Poverty incidence in the Philippines rose to 25.8 percent in the first half of 2014 due to the rapid increase in food prices and the lingering effects of Typhoon Yolanda.
Data from the Philippine Statistics Authority’s (PSA) annual poverty indicators survey (APIS) revealed that poverty incidence among Filipinos rose by 1.2 percentage points in the first semester of 2014 from the 24.6 percent registered in the first half of 2013. Among Filipino families, poverty incidence increased by 1.1 percentage points in the first semester of 2014 from 18.8 percent in the same period in 2013.
Economic Planning Sec. Arsenio Balisacan noted that per capita income in the first semester of 2014 was higher by 6.4 percent than in 2013. Among the bottom 30 percent of income-earners, per capita income increased by about 7.3 percent in the same period in the previous year.
The fastest growth rate was observed among those in the fifth income decile (8.5%) and the slowest increase was experienced by the top income decile (4%).
“Per capita income data in 2014 showed that economic growth has benefited the lower income groups, including the poor. This means that the twin strategies of encouraging investments and production alongside the implementation of a large-scale income redistribution program have worked,” said Balisacan.
However, the country’s inflation rate rose near the higher-end of the inflation target in the first half of 2014. The consumer price index for food went up to 6.5 percent and 2.7 percent for the non-food items in the same period. These eroded the growth in per capita income of Filipinos, said Balisacan.
He noted that the high prices of food wiped out the gains in per capita income. “This situation could have been avoided especially in the case of rice, which is a staple food for low-income and vulnerable families, usually accounting for 20 percent of their budget. Just at the time when the world price of rice was declining, the domestic price of rice was sky-rocketing,”
Balisacan stressed the need to revisit the government’s grains sector policy, particularly the quantitative restrictions policy on rice to achieve rice self-sufficiency goal, taking into consideration its broader impact on food prices and poverty.
“While we definitely need to support the agriculture sector in general, we should also maximize the gains from trade and globalization. The private sector should be allowed to take the driver’s seat while government simply facilitates the access to both the import and export markets,” Balisacan said.
Rice prices posted a double-digit growth of 11.9 percent in the first semester of 2014 from only 1.7 percent in the same period in 2013, on the back of a tight supply given lean harvests coupled with less imports. Inflation, however, tempered in the latter part of 2014 after measures to address supply constraints were implemented.

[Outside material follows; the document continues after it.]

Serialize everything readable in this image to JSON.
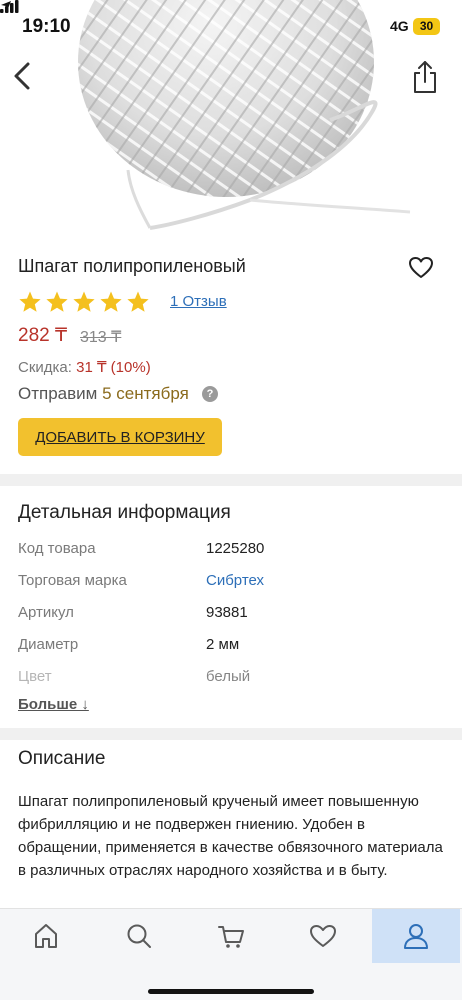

Balisacan said higher food prices resulted in a huge increase in poverty thresholds. Food poverty threshold rose by 9.5 percent while overall poverty threshold increased by 9.4 percent year-on-year in the first six months of 2014.
Ten out of the 17 regions experienced double-digit increases in their poverty thresholds. The highest was observed in Region VIII with 14.2 percent, possibly due to the lingering effects of Typhoon Yolanda, then in NCR with 13.5 percent, as it had to face the highest price of rice during the period.
Balisacan also stressed the need of updating budget components of government poverty reduction programs to balance the movement of prices and incomes of the poor.
“The government’s social development programs, particularly the Conditional Cash Transfer provided through the Pantawid Pamilyang Pilipino program, may have provided additional support to temper the rise in poverty but could have contributed more towards reducing poverty had the value of the grants increased with inflation,” he said.
“It is also important to ensure the timely disbursement of the budget to maximize the impact of programs and projects,” Balisacan added.
The income and poverty estimates were generated from the 2014 annual poverty indicators survey but do not include sample households from Batanes due to less than 100 sample households and Leyte with no survey conducted since Typhoon Yolanda.